What the task requires.
Every record must come back exactly as given.

=-=-=

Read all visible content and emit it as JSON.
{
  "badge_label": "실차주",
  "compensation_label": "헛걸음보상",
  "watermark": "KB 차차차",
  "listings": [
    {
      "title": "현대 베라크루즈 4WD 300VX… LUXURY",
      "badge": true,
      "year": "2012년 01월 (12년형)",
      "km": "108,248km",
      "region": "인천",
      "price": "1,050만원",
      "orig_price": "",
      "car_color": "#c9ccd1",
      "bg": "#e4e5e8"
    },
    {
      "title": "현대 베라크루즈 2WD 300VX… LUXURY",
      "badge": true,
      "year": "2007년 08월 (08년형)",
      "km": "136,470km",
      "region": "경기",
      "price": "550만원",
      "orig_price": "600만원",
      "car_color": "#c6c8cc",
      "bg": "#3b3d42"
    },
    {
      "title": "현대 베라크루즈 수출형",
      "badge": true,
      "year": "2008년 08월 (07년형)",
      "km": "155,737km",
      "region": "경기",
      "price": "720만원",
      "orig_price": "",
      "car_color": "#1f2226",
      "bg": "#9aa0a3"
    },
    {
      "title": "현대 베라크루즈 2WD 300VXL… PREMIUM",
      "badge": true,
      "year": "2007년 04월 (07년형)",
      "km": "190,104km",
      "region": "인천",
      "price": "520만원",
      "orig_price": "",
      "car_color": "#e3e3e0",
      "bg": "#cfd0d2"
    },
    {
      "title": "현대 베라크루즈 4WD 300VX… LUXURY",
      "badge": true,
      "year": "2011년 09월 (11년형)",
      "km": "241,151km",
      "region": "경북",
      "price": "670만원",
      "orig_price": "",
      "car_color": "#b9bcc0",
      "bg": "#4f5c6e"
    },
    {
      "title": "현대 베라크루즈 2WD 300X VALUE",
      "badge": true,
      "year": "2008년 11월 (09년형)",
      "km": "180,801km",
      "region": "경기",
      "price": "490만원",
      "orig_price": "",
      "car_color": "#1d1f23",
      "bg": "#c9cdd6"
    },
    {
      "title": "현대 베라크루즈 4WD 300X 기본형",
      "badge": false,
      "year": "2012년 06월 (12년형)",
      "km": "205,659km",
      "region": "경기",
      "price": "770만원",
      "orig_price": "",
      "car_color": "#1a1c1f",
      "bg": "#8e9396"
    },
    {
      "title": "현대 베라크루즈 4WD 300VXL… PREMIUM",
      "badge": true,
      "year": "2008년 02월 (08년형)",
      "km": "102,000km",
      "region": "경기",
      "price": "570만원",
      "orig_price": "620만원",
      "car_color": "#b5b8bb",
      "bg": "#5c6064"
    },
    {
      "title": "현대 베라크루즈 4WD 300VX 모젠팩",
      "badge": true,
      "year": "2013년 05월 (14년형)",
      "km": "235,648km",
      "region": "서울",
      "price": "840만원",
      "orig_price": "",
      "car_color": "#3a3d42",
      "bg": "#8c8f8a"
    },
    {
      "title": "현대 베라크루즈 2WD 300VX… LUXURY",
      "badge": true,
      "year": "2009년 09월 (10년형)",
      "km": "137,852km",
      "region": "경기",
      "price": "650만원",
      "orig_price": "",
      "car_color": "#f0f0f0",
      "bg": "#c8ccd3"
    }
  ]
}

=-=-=

Solved problem.
Read all visible content and emit it as JSON.
{
  "badge_label": "실차주",
  "compensation_label": "헛걸음보상",
  "watermark": "KB 차차차",
  "listings": [
    {
      "title": "현대 베라크루즈 4WD 300VX… LUXURY",
      "badge": true,
      "year": "2012년 01월 (12년형)",
      "km": "108,248km",
      "region": "인천",
      "price": "1,050만원",
      "orig_price": "",
      "car_color": "#c9ccd1",
      "bg": "#e4e5e8"
    },
    {
      "title": "현대 베라크루즈 2WD 300VX… LUXURY",
      "badge": true,
      "year": "2007년 08월 (08년형)",
      "km": "136,470km",
      "region": "경기",
      "price": "550만원",
      "orig_price": "600만원",
      "car_color": "#c6c8cc",
      "bg": "#3b3d42"
    },
    {
      "title": "현대 베라크루즈 수출형",
      "badge": true,
      "year": "2008년 08월 (07년형)",
      "km": "155,737km",
      "region": "경기",
      "price": "720만원",
      "orig_price": "",
      "car_color": "#1f2226",
      "bg": "#9aa0a3"
    },
    {
      "title": "현대 베라크루즈 2WD 300VXL… PREMIUM",
      "badge": true,
      "year": "2007년 04월 (07년형)",
      "km": "190,104km",
      "region": "인천",
      "price": "520만원",
      "orig_price": "",
      "car_color": "#e3e3e0",
      "bg": "#cfd0d2"
    },
    {
      "title": "현대 베라크루즈 4WD 300VX… LUXURY",
      "badge": true,
      "year": "2011년 09월 (11년형)",
      "km": "241,151km",
      "region": "경북",
      "price": "670만원",
      "orig_price": "",
      "car_color": "#b9bcc0",
      "bg": "#4f5c6e"
    },
    {
      "title": "현대 베라크루즈 2WD 300X VALUE",
      "badge": true,
      "year": "2008년 11월 (09년형)",
      "km": "180,801km",
      "region": "경기",
      "price": "490만원",
      "orig_price": "",
      "car_color": "#1d1f23",
      "bg": "#c9cdd6"
    },
    {
      "title": "현대 베라크루즈 4WD 300X 기본형",
      "badge": false,
      "year": "2012년 06월 (12년형)",
      "km": "205,659km",
      "region": "경기",
      "price": "770만원",
      "orig_price": "",
      "car_color": "#1a1c1f",
      "bg": "#8e9396"
    },
    {
      "title": "현대 베라크루즈 4WD 300VXL… PREMIUM",
      "badge": true,
      "year": "2008년 02월 (08년형)",
      "km": "102,000km",
      "region": "경기",
      "price": "570만원",
      "orig_price": "620만원",
      "car_color": "#b5b8bb",
      "bg": "#5c6064"
    },
    {
      "title": "현대 베라크루즈 4WD 300VX 모젠팩",
      "badge": true,
      "year": "2013년 05월 (14년형)",
      "km": "235,648km",
      "region": "서울",
      "price": "840만원",
      "orig_price": "",
      "car_color": "#3a3d42",
      "bg": "#8c8f8a"
    },
    {
      "title": "현대 베라크루즈 2WD 300VX… LUXURY",
      "badge": true,
      "year": "2009년 09월 (10년형)",
      "km": "137,852km",
      "region": "경기",
      "price": "650만원",
      "orig_price": "",
      "car_color": "#f0f0f0",
      "bg": "#c8ccd3"
    }
  ]
}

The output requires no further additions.